A portobello mushroom eggs Benedict with spinach and smoked gouda. Corned beef hash with a cup of French press coffee prepared tableside.
All over town, chefs are elevating their brunch menus with dishes like these, choosing inventive, farm-fresh ingredients and inviting diners to relax, catch up and enjoy a bubbly pick-me-up. (It doesn’t hurt that, thanks to the “Mimosa Resolution,” restaurants can now serve alcohol at 10 a.m. Sundays.) Here are a few brunch spots in particular that we love:
Located on Virginia Street, Betty’s is among several tried-and-true favorites that never disappoint. The homey establishment built its reputation on delicious fare like the breakfast burrito, chilaquiles and Benedict options. Trattoria Aroma offers brunch at its Bryant Street and East Amherst locations; if Bloody Marys are your thing, select from several creative, housemade blends. In the Elmwood Village, Cecelia’s Ristorante gives patrons one complimentary mimosa with a sandwich or brunch specialty item (try the cannoli French toast or the crab and lobster benedict).
Then there’s the new class — a fresh crop of restaurants opened over the past few years that have upped the standard for brunch in Buffalo. The prix fixe option at the upscale Patina 250, located in the new Westin Hotel on Delaware Avenue, promises endless bellinis and two courses, with options like chorizo and goat cheese frittata, a berry bowl and crab cakes. Looking for comfort food? For Southern fare, Toutant is your new go-to, as Chef James Roberts brings his Louisiana heritage to Buffalo with biscuits and gravy and muffaletta. And, for Mexican, consider Deep South Taco, with locations downtown and on Hertel Avenue.

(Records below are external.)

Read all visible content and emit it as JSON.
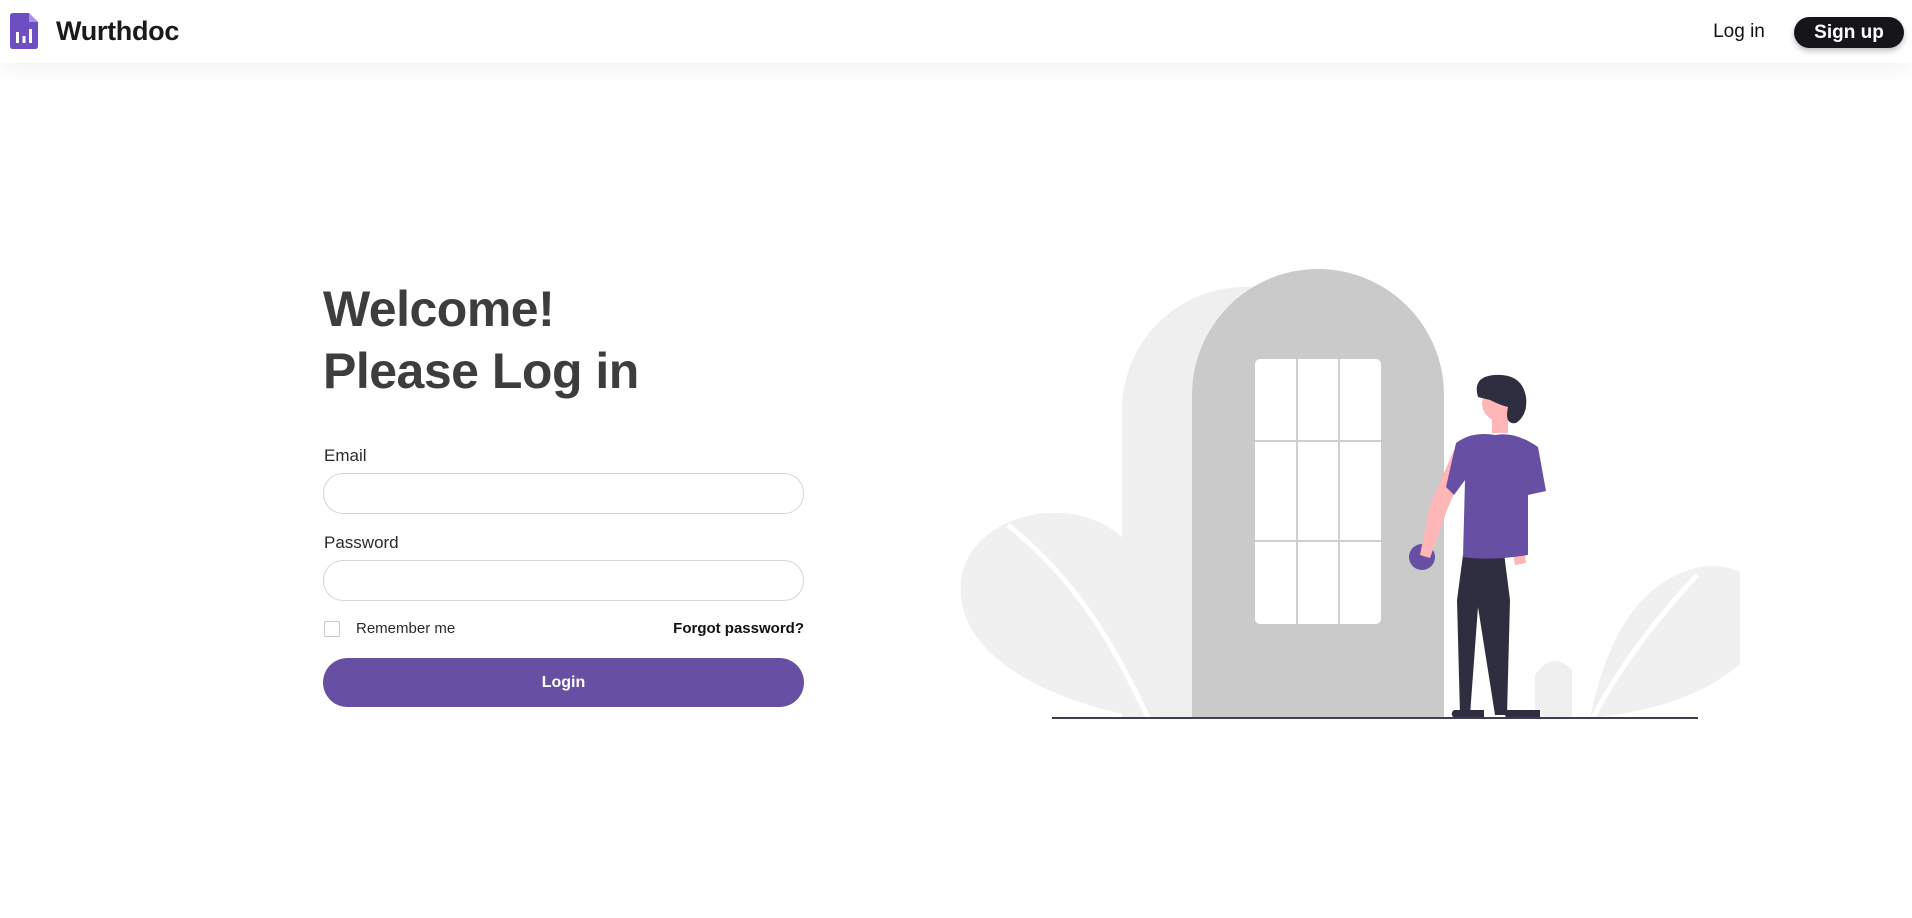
{
  "brand": {
    "name": "Wurthdoc",
    "logo_icon": "document-chart-icon",
    "accent_color": "#6750a4"
  },
  "nav": {
    "login_label": "Log in",
    "signup_label": "Sign up"
  },
  "form": {
    "heading_line1": "Welcome!",
    "heading_line2": "Please Log in",
    "email_label": "Email",
    "email_value": "",
    "email_placeholder": "",
    "password_label": "Password",
    "password_value": "",
    "password_placeholder": "",
    "remember_label": "Remember me",
    "remember_checked": false,
    "forgot_label": "Forgot password?",
    "submit_label": "Login",
    "button_color": "#6750a4"
  },
  "illustration": {
    "icon": "person-at-door-illustration"
  }
}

On a beautiful summer morning, sit outside at Hydraulic Hearth with a cocktail and a BreadHive Bakery bagel sandwich at Bagels & Booze brunch on Saturdays through the fall. Over at The Black Sheep, Steve and Ellen Gedra use local produce and sustainably sourced meats for dishes like the whimsically named H.R.E.A.M. (Hash Rules Everything Around Me, a brisket hash with eggs and toast), basted egg with heirloom polenta, and grapefruit brulée with maple cream. Meanwhile, Lait Cru Brasserie — opened last year in the Horsefeathers Building by Jill Gedra Forster of Nickel City Cheese & Mercantile — offers French-inspired breakfast items on its regular menu and teams up with other local chefs for a monthly Brasserie Brunch (reserve your seat early by phone).
Outside the city, Carte Blanche in Hamburg, opened in 2016, features inventive brunch dishes, including the breakfast burger with gnocchi tots and mushroom toast with goat cheese from First Light Creamery. And, in East Aurora, the Roycroft Inn treats brunch as an event, with a stations-style setup sure to please the entire family.
Story topics: Food + Drink